WHAT TO PRODUCE
Pick out each line in these entries that contains the string "Profit".

══ SUPPLIED ENTRIES ══

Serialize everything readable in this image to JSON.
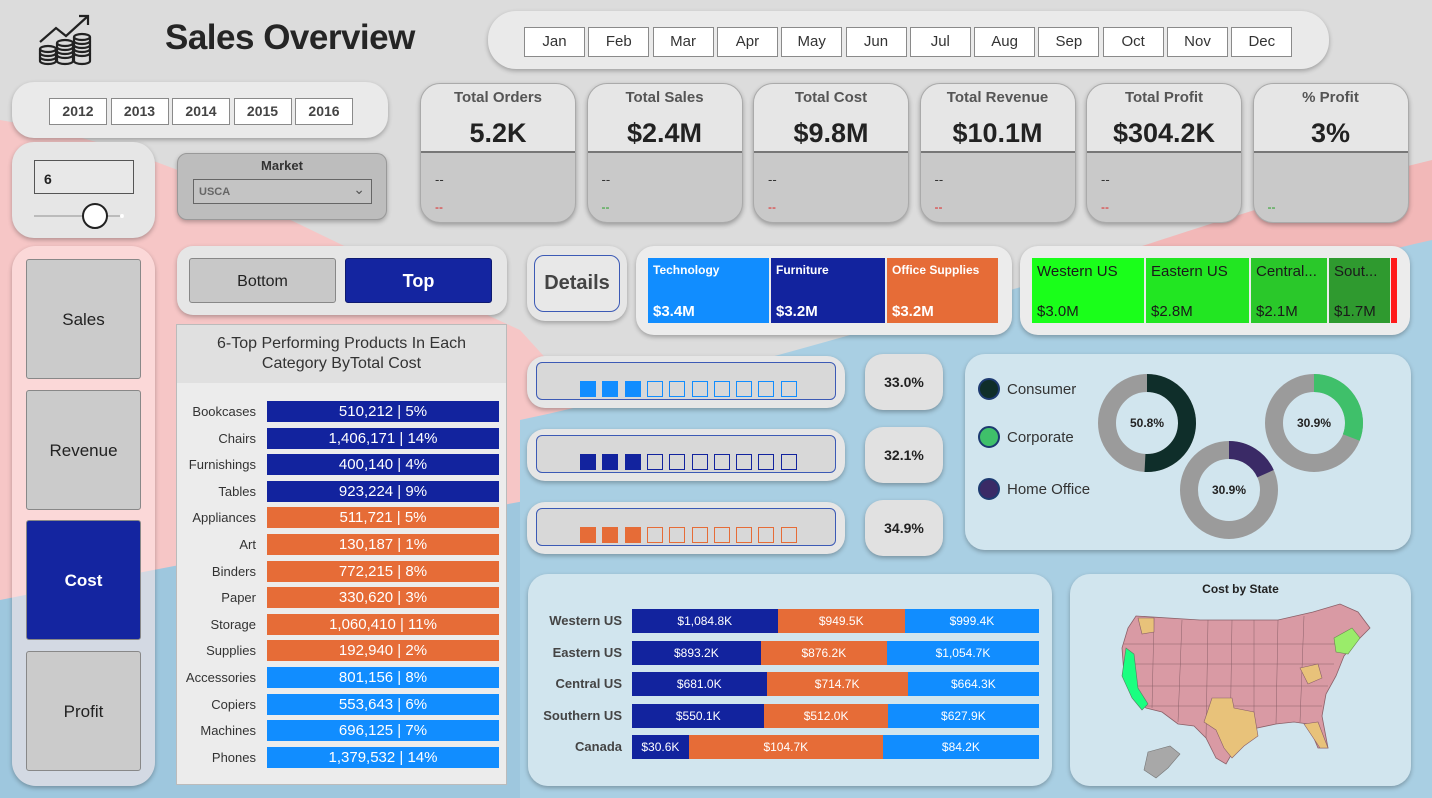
{
  "header": {
    "title": "Sales Overview",
    "logo_icon": "growth-chart-coins-icon"
  },
  "months": [
    "Jan",
    "Feb",
    "Mar",
    "Apr",
    "May",
    "Jun",
    "Jul",
    "Aug",
    "Sep",
    "Oct",
    "Nov",
    "Dec"
  ],
  "years": [
    "2012",
    "2013",
    "2014",
    "2015",
    "2016"
  ],
  "slider": {
    "value": "6"
  },
  "market": {
    "label": "Market",
    "selected": "USCA"
  },
  "kpis": [
    {
      "label": "Total Orders",
      "value": "5.2K",
      "line1": "--",
      "line2": "--",
      "line2_color": "#e02020"
    },
    {
      "label": "Total Sales",
      "value": "$2.4M",
      "line1": "--",
      "line2": "--",
      "line2_color": "#1e9e1e"
    },
    {
      "label": "Total Cost",
      "value": "$9.8M",
      "line1": "--",
      "line2": "--",
      "line2_color": "#e02020"
    },
    {
      "label": "Total Revenue",
      "value": "$10.1M",
      "line1": "--",
      "line2": "--",
      "line2_color": "#e02020"
    },
    {
      "label": "Total Profit",
      "value": "$304.2K",
      "line1": "--",
      "line2": "--",
      "line2_color": "#e02020"
    },
    {
      "label": "% Profit",
      "value": "3%",
      "line1": "",
      "line2": "--",
      "line2_color": "#1e9e1e"
    }
  ],
  "nav": {
    "items": [
      "Sales",
      "Revenue",
      "Cost",
      "Profit"
    ],
    "active": "Cost"
  },
  "toggle": {
    "bottom": "Bottom",
    "top": "Top",
    "active": "Top"
  },
  "details_button": "Details",
  "colors": {
    "technology": "#118dff",
    "furniture": "#12239e",
    "office_supplies": "#e66c37",
    "accent": "#1425a0"
  },
  "category_totals": [
    {
      "name": "Technology",
      "value": "$3.4M",
      "color": "#118dff"
    },
    {
      "name": "Furniture",
      "value": "$3.2M",
      "color": "#12239e"
    },
    {
      "name": "Office Supplies",
      "value": "$3.2M",
      "color": "#e66c37"
    }
  ],
  "region_totals": [
    {
      "name": "Western US",
      "value": "$3.0M",
      "color": "#1aff1a"
    },
    {
      "name": "Eastern US",
      "value": "$2.8M",
      "color": "#22e622"
    },
    {
      "name": "Central...",
      "value": "$2.1M",
      "color": "#2ac82a"
    },
    {
      "name": "Sout...",
      "value": "$1.7M",
      "color": "#2f9a2f"
    }
  ],
  "share_bars": [
    {
      "pct": "33.0%",
      "filled": 3,
      "total": 10,
      "color": "#118dff"
    },
    {
      "pct": "32.1%",
      "filled": 3,
      "total": 10,
      "color": "#12239e"
    },
    {
      "pct": "34.9%",
      "filled": 3,
      "total": 10,
      "color": "#e66c37"
    }
  ],
  "segments_legend": [
    {
      "name": "Consumer",
      "color": "#0f2e2a"
    },
    {
      "name": "Corporate",
      "color": "#3fc06a"
    },
    {
      "name": "Home Office",
      "color": "#3a2a66"
    }
  ],
  "map": {
    "title": "Cost by State"
  },
  "chart_data": [
    {
      "type": "bar",
      "orientation": "horizontal",
      "title": "6-Top Performing Products In Each Category ByTotal Cost",
      "categories": [
        "Bookcases",
        "Chairs",
        "Furnishings",
        "Tables",
        "Appliances",
        "Art",
        "Binders",
        "Paper",
        "Storage",
        "Supplies",
        "Accessories",
        "Copiers",
        "Machines",
        "Phones"
      ],
      "values": [
        510212,
        1406171,
        400140,
        923224,
        511721,
        130187,
        772215,
        330620,
        1060410,
        192940,
        801156,
        553643,
        696125,
        1379532
      ],
      "labels": [
        "510,212 | 5%",
        "1,406,171 | 14%",
        "400,140 | 4%",
        "923,224 | 9%",
        "511,721 | 5%",
        "130,187 | 1%",
        "772,215 | 8%",
        "330,620 | 3%",
        "1,060,410 | 11%",
        "192,940 | 2%",
        "801,156 | 8%",
        "553,643 | 6%",
        "696,125 | 7%",
        "1,379,532 | 14%"
      ],
      "groups": [
        "Furniture",
        "Furniture",
        "Furniture",
        "Furniture",
        "Office Supplies",
        "Office Supplies",
        "Office Supplies",
        "Office Supplies",
        "Office Supplies",
        "Office Supplies",
        "Technology",
        "Technology",
        "Technology",
        "Technology"
      ]
    },
    {
      "type": "bar",
      "orientation": "horizontal",
      "stacked": true,
      "categories": [
        "Western US",
        "Eastern US",
        "Central US",
        "Southern US",
        "Canada"
      ],
      "series": [
        {
          "values": [
            1084.8,
            893.2,
            681.0,
            550.1,
            30.6
          ],
          "labels": [
            "$1,084.8K",
            "$893.2K",
            "$681.0K",
            "$550.1K",
            "$30.6K"
          ],
          "color": "#12239e"
        },
        {
          "values": [
            949.5,
            876.2,
            714.7,
            512.0,
            104.7
          ],
          "labels": [
            "$949.5K",
            "$876.2K",
            "$714.7K",
            "$512.0K",
            "$104.7K"
          ],
          "color": "#e66c37"
        },
        {
          "values": [
            999.4,
            1054.7,
            664.3,
            627.9,
            84.2
          ],
          "labels": [
            "$999.4K",
            "$1,054.7K",
            "$664.3K",
            "$627.9K",
            "$84.2K"
          ],
          "color": "#118dff"
        }
      ]
    },
    {
      "type": "pie",
      "donut": true,
      "series": [
        {
          "name": "Consumer",
          "value": 50.8,
          "label": "50.8%",
          "color": "#0f2e2a"
        },
        {
          "name": "Corporate",
          "value": 30.9,
          "label": "30.9%",
          "color": "#3fc06a"
        },
        {
          "name": "Home Office",
          "value": 18.3,
          "label": "30.9%",
          "color": "#3a2a66"
        }
      ]
    }
  ]
}
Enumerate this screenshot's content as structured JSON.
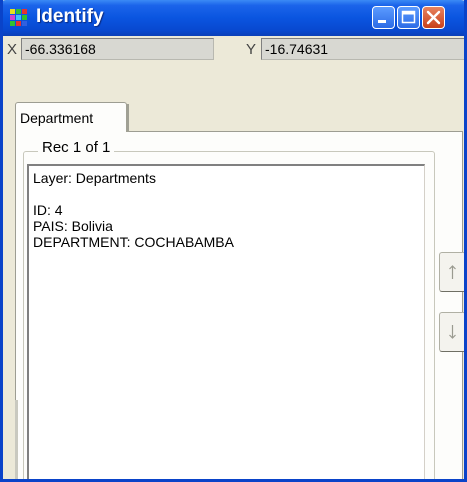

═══

SOLVED PROBLEM
      "label": "Total Profit",
      "label": "% Profit",
      "Profit"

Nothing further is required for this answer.